In the winter of my life, each November is more poignant as I reflect on so many dear friends and family who no longer share my life. For some time now, my departed friends have vastly outnumbered those who remain. The very concept of Purgatory, an affront to the sensibilities of modern Catholics, is a comforting concept to those of us who have held fast to our pre-conciliar upbringing. Like the dogma of the sacrificial nature of the Mass, Purgatory is a reminder of the loving justice of God.

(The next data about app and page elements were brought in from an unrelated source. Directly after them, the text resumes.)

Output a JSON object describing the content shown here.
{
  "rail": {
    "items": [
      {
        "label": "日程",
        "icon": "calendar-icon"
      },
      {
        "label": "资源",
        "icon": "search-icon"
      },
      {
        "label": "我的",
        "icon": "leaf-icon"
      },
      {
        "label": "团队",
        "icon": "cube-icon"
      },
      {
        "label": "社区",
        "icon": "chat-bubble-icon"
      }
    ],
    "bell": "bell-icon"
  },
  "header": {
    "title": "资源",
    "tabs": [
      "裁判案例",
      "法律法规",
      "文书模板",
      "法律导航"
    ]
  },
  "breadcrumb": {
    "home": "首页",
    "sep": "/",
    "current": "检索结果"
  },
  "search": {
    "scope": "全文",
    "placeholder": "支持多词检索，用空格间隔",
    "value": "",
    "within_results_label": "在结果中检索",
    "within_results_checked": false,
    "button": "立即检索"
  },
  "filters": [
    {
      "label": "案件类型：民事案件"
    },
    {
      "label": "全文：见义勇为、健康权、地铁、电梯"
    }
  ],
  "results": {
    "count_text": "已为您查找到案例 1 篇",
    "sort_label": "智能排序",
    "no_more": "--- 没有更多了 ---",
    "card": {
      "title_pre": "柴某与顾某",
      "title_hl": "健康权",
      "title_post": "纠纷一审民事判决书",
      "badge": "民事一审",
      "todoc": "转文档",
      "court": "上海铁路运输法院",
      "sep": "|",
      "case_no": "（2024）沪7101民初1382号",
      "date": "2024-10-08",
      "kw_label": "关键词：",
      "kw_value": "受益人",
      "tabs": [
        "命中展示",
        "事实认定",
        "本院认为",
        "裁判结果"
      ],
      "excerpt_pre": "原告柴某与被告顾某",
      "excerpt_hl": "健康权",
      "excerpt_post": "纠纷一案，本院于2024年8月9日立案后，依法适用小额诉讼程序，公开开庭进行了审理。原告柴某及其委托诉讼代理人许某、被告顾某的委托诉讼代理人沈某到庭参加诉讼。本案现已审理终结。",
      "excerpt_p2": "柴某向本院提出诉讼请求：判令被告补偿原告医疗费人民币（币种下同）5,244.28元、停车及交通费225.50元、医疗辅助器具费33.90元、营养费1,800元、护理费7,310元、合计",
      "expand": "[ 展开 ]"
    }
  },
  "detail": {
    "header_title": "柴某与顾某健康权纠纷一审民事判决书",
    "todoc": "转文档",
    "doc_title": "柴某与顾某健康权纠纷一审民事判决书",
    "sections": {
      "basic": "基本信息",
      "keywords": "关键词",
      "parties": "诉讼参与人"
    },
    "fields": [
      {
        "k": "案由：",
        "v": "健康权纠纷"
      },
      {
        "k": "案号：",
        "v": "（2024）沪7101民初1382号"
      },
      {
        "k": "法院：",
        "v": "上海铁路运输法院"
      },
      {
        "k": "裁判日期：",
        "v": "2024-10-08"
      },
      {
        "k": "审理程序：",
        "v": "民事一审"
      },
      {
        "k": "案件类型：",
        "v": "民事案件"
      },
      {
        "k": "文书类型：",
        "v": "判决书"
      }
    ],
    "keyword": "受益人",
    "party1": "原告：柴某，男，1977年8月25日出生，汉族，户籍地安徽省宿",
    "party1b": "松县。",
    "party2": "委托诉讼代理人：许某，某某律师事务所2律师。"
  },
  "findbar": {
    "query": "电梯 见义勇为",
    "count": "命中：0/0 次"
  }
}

A favorite book on Purgatory is Father Schouppe’s classic, “Purgatory explained by the lives and legends of the Saints”,  from TAN. Fr. Schouppe has many good stories from the lives of the saints to illustrate various aspects of Purgatory, but the following struck a chord with me and so I’ll share with you, if you’d like.  Continue reading “Thoughts on Purgatory”